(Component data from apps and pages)
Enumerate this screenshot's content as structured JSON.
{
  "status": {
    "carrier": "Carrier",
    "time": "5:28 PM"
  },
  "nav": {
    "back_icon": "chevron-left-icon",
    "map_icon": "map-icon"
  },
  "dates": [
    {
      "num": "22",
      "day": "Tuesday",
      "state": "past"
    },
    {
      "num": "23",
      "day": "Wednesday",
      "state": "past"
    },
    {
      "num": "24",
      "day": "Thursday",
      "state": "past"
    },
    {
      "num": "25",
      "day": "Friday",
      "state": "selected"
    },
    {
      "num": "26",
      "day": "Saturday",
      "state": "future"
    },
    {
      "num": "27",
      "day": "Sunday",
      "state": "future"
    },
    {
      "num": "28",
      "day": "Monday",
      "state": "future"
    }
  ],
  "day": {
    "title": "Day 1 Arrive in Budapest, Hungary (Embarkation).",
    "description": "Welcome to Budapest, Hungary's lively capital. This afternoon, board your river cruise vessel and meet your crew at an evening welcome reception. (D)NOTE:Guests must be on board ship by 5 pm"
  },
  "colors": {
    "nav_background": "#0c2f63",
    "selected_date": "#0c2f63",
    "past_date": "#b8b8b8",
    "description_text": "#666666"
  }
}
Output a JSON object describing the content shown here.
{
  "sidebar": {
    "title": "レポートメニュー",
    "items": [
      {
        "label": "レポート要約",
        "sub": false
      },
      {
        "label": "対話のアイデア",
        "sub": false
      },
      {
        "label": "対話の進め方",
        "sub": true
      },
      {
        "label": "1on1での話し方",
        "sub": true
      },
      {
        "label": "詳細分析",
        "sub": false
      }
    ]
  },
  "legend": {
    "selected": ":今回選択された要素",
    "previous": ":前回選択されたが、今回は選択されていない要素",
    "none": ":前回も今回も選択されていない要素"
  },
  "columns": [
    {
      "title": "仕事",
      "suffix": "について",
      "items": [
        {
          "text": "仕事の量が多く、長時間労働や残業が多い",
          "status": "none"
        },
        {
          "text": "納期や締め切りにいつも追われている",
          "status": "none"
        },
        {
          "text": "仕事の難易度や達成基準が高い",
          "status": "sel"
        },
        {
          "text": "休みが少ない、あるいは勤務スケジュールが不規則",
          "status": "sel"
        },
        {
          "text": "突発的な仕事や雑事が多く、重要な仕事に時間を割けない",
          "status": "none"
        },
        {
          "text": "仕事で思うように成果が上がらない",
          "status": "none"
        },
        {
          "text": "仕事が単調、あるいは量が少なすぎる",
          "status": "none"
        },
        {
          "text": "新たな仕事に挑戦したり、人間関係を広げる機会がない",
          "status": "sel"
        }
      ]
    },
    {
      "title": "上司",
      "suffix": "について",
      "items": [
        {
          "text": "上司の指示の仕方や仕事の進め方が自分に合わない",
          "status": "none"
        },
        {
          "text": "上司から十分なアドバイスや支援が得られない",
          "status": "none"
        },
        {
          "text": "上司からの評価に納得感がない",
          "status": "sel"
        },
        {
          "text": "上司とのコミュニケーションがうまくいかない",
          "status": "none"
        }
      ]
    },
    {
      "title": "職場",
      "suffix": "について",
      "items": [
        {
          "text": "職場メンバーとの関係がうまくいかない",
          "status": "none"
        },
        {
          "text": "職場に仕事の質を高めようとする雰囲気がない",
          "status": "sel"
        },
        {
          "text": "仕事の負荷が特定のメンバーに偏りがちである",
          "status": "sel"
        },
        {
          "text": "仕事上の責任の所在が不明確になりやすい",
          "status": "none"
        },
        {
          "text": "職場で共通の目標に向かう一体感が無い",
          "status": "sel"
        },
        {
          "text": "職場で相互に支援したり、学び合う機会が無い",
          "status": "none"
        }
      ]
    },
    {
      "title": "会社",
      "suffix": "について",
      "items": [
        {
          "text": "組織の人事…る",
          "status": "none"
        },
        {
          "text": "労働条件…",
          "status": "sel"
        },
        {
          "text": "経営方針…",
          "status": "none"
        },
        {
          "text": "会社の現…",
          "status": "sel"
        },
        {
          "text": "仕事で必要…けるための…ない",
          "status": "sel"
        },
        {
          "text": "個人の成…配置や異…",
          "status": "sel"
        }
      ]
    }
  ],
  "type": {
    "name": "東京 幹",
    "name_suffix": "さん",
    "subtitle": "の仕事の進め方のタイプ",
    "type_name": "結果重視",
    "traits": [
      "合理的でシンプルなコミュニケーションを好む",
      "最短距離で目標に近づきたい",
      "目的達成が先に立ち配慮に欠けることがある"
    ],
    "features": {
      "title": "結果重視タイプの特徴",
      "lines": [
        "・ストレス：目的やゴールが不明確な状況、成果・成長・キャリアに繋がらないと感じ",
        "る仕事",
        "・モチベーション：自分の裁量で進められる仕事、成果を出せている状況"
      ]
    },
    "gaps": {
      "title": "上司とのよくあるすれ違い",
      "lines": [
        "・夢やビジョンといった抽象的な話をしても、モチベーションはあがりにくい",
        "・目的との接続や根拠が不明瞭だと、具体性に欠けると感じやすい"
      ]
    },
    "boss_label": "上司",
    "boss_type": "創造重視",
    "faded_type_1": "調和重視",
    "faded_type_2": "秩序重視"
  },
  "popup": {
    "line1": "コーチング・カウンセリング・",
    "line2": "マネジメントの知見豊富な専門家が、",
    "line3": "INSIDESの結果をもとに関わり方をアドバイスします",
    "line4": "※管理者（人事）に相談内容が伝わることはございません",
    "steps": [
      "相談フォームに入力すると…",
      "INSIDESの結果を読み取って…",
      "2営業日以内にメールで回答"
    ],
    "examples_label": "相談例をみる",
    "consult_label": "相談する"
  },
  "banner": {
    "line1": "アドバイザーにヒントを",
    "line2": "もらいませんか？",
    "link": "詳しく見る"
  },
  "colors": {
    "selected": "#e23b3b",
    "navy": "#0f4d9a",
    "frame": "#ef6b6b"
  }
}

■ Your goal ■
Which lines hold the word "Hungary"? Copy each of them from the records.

■ The completed task ■
    "title": "Day 1 Arrive in Budapest, Hungary (Embarkation).",
    "description": "Welcome to Budapest, Hungary's lively capital. This afternoon, board your river cruise vessel and meet your crew at an evening welcome reception. (D)NOTE:Guests must be on board ship by 5 pm"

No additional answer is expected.